"The database we’ve worked on is a collection of product and sales information. You can find the finished admin panel app here."
You have your data-source connected, and also a query that can fetch all the product items for you. Now, let’s put these on a table and render all the data. To do this, you’ll have to navigate to the Page, find the Table Component under the Widgets section, drag and drop it to the canvas. Next, open the table’s property pane by clicking on the cog-wheel on the table. Now under the Table Data property, add the following snippet:
Here, you’re using the get_products DB query and rendering the data from it onto a table.
Not just reading data, with Appsith you can perform all CRUD operations on the MongoDB. Now on our dashboard/page let’s create a form that allows us to update any selected value on the table.
To build this form, we’ll need to drag over a form widget, a bunch of text widgets, an input widget, and a date picker widget to the canvas. The form should look like this after setting up the UI:

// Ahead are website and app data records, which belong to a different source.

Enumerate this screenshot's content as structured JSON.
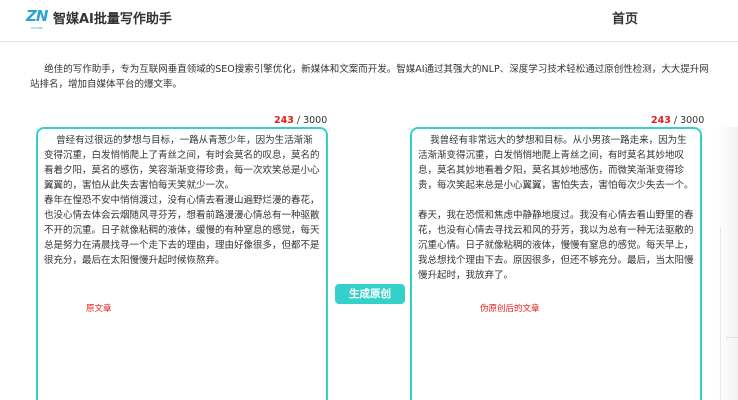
{
  "header": {
    "logo_mark": "ZN",
    "logo_sub": "chinaz",
    "app_title": "智媒AI批量写作助手",
    "nav_home": "首页"
  },
  "intro": {
    "text": "绝佳的写作助手，专为互联网垂直领域的SEO搜索引擎优化，新媒体和文案而开发。智媒AI通过其强大的NLP、深度学习技术轻松通过原创性检测，大大提升网站排名，增加自媒体平台的爆文率。"
  },
  "left_panel": {
    "count": "243",
    "max": "3000",
    "text": "    曾经有过很远的梦想与目标，一路从青葱少年，因为生活渐渐变得沉重，白发悄悄爬上了青丝之间，有时会莫名的叹息，莫名的看着夕阳，莫名的感伤，笑容渐渐变得珍贵，每一次欢笑总是小心翼翼的，害怕从此失去害怕每天笑就少一次。\n春年在惶恐不安中悄悄渡过，没有心情去看漫山遍野烂漫的春花，也没心情去体会云烟随风寻芬芳，想看前路漫漫心情总有一种驱散不开的沉重。日子就像粘稠的液体，缓慢的有种窒息的感觉，每天总是努力在清晨找寻一个走下去的理由，理由好像很多，但都不是很充分，最后在太阳慢慢升起时候恢熬弃。",
    "label": "原文章"
  },
  "right_panel": {
    "count": "243",
    "max": "3000",
    "text": "    我曾经有非常远大的梦想和目标。从小男孩一路走来，因为生活渐渐变得沉重，白发悄悄地爬上青丝之间，有时莫名其妙地叹息，莫名其妙地看着夕阳，莫名其妙地感伤，而微笑渐渐变得珍贵，每次笑起来总是小心翼翼，害怕失去，害怕每次少失去一个。\n\n春天，我在恐慌和焦虑中静静地度过。我没有心情去看山野里的春花，也没有心情去寻找云和风的芬芳，我以为总有一种无法驱散的沉重心情。日子就像粘稠的液体，慢慢有窒息的感觉。每天早上，我总想找个理由下去。原因很多，但还不够充分。最后，当太阳慢慢升起时，我放弃了。",
    "label": "伪原创后的文章"
  },
  "generate_button": {
    "label": "生成原创"
  },
  "colors": {
    "accent": "#33d1c9",
    "count_red": "#e02020",
    "logo_blue": "#2aa5d6"
  }
}
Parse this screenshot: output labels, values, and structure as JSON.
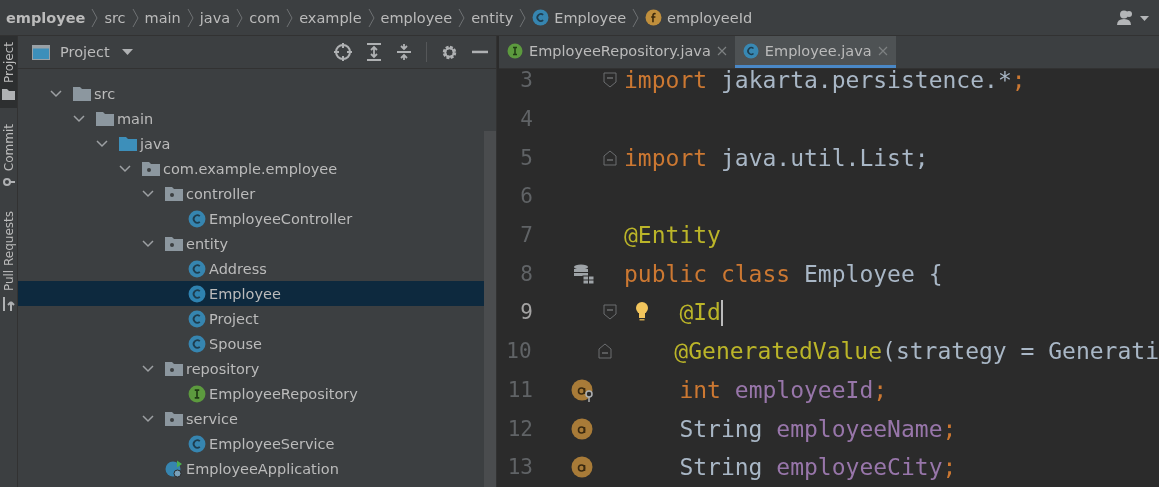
{
  "breadcrumbs": [
    {
      "label": "employee",
      "kind": "project"
    },
    {
      "label": "src",
      "kind": "folder"
    },
    {
      "label": "main",
      "kind": "folder"
    },
    {
      "label": "java",
      "kind": "folder"
    },
    {
      "label": "com",
      "kind": "folder"
    },
    {
      "label": "example",
      "kind": "folder"
    },
    {
      "label": "employee",
      "kind": "folder"
    },
    {
      "label": "entity",
      "kind": "folder"
    },
    {
      "label": "Employee",
      "kind": "class"
    },
    {
      "label": "employeeId",
      "kind": "field"
    }
  ],
  "tool_strip": [
    {
      "label": "Project",
      "selected": true
    },
    {
      "label": "Commit",
      "selected": false
    },
    {
      "label": "Pull Requests",
      "selected": false
    }
  ],
  "project_panel": {
    "title": "Project",
    "tree": [
      {
        "label": "src",
        "kind": "folder",
        "expanded": true,
        "selected": false,
        "children": [
          {
            "label": "main",
            "kind": "folder",
            "expanded": true,
            "selected": false,
            "children": [
              {
                "label": "java",
                "kind": "source-folder",
                "expanded": true,
                "selected": false,
                "children": [
                  {
                    "label": "com.example.employee",
                    "kind": "package",
                    "expanded": true,
                    "selected": false,
                    "children": [
                      {
                        "label": "controller",
                        "kind": "package",
                        "expanded": true,
                        "selected": false,
                        "children": [
                          {
                            "label": "EmployeeController",
                            "kind": "class",
                            "selected": false
                          }
                        ]
                      },
                      {
                        "label": "entity",
                        "kind": "package",
                        "expanded": true,
                        "selected": false,
                        "children": [
                          {
                            "label": "Address",
                            "kind": "class",
                            "selected": false
                          },
                          {
                            "label": "Employee",
                            "kind": "class",
                            "selected": true
                          },
                          {
                            "label": "Project",
                            "kind": "class",
                            "selected": false
                          },
                          {
                            "label": "Spouse",
                            "kind": "class",
                            "selected": false
                          }
                        ]
                      },
                      {
                        "label": "repository",
                        "kind": "package",
                        "expanded": true,
                        "selected": false,
                        "children": [
                          {
                            "label": "EmployeeRepository",
                            "kind": "interface",
                            "selected": false
                          }
                        ]
                      },
                      {
                        "label": "service",
                        "kind": "package",
                        "expanded": true,
                        "selected": false,
                        "children": [
                          {
                            "label": "EmployeeService",
                            "kind": "class",
                            "selected": false
                          }
                        ]
                      },
                      {
                        "label": "EmployeeApplication",
                        "kind": "app",
                        "selected": false
                      }
                    ]
                  }
                ]
              }
            ]
          }
        ]
      }
    ]
  },
  "editor_tabs": [
    {
      "label": "EmployeeRepository.java",
      "kind": "interface",
      "selected": false
    },
    {
      "label": "Employee.java",
      "kind": "class",
      "selected": true
    }
  ],
  "code_lines": [
    {
      "number": "3",
      "current": false,
      "fold": {
        "kind": "start"
      },
      "tokens": [
        {
          "text": "import",
          "kind": "keyword"
        },
        {
          "text": " jakarta.persistence.*",
          "kind": "plain"
        },
        {
          "text": ";",
          "kind": "keyword"
        }
      ]
    },
    {
      "number": "4",
      "current": false
    },
    {
      "number": "5",
      "current": false,
      "fold": {
        "kind": "end"
      },
      "tokens": [
        {
          "text": "import",
          "kind": "keyword"
        },
        {
          "text": " java.util.List;",
          "kind": "plain"
        }
      ]
    },
    {
      "number": "6",
      "current": false
    },
    {
      "number": "7",
      "current": false,
      "tokens": [
        {
          "text": "@Entity",
          "kind": "annotation"
        }
      ]
    },
    {
      "number": "8",
      "current": false,
      "gutter": {
        "kind": "entity"
      },
      "tokens": [
        {
          "text": "public class",
          "kind": "keyword"
        },
        {
          "text": " Employee {",
          "kind": "plain"
        }
      ]
    },
    {
      "number": "9",
      "current": true,
      "fold": {
        "kind": "start"
      },
      "hint": true,
      "tokens": [
        {
          "text": "    @Id",
          "kind": "annotation"
        }
      ]
    },
    {
      "number": "10",
      "current": false,
      "fold": {
        "kind": "end"
      },
      "tokens": [
        {
          "text": "    @GeneratedValue",
          "kind": "annotation"
        },
        {
          "text": "(strategy = Generati",
          "kind": "plain"
        }
      ]
    },
    {
      "number": "11",
      "current": false,
      "gutter": {
        "kind": "id-field"
      },
      "tokens": [
        {
          "text": "    int ",
          "kind": "keyword"
        },
        {
          "text": "employeeId",
          "kind": "field"
        },
        {
          "text": ";",
          "kind": "keyword"
        }
      ]
    },
    {
      "number": "12",
      "current": false,
      "gutter": {
        "kind": "field"
      },
      "tokens": [
        {
          "text": "    String ",
          "kind": "plain"
        },
        {
          "text": "employeeName",
          "kind": "field"
        },
        {
          "text": ";",
          "kind": "keyword"
        }
      ]
    },
    {
      "number": "13",
      "current": false,
      "gutter": {
        "kind": "field"
      },
      "tokens": [
        {
          "text": "    String ",
          "kind": "plain"
        },
        {
          "text": "employeeCity",
          "kind": "field"
        },
        {
          "text": ";",
          "kind": "keyword"
        }
      ]
    }
  ]
}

Once we have the form setup, we would need to link the form to the table so that when a product is clicked on the table, the corresponding information is pre-filled on the form.
Appsmith provides us with an easy way to hook into a widget’s state. You can configure the text widget to show the name of the product selected on the table by setting its Text property to:
You can do the same for the date picker and input widget so that the default text is set based on the item clicked on the products table. For example:
Also, don’t forget to set the Data Type of the input widget to Number.
Lastly, you’ll need to write a query that grabs data from the form and updates the product selected on the table when the submit button is clicked. To set this up, click on the cogwheel on the submit button. Then set the onClick to execute a DB query and then click on create a query:
Let’s call this query update_product and configure it this way:
The update_product query shown above updates the item with _id selected on the table with quantity and expires_at gotten from the input and date picker widgets. Clicking the submit button on the form triggers this query.
You’ll now have a functional dashboard that displays product information with a form that allows us to update an individual product.
Additionally, you can display data using charts. We have a sales collection that lists sales data of a particular product. It’s a good idea to display this data in a chart.
To build this functionality, we need to go back to the table widget and configure the onRowSelected action to execute a DB query and then, click on create a new query.
Let’s name this query get_product_sales and configure it like this:
The above query filters sales information on the sales collection for the product with the _id selected on the table. Also, this query will run whenever a row is selected on the table.
Lastly, we need to display the data from this query in a chart widget. So drag in a chart widget and configure the Chart Data to be:
And we can see the chart widget re-rendered with the sales data for the selected product on the table. You can go ahead and tweak the widget as you see fit.
To deploy the admin panel, hit the deploy button at the top right corner. You can share the admin panel by clicking the share button and toggling the switch to make it public or only invite people you want to have access to the app (i.e people in your organization) via email.
Kudos! Your admin panel is now up and running!
with inputs from Confidence Okoghenun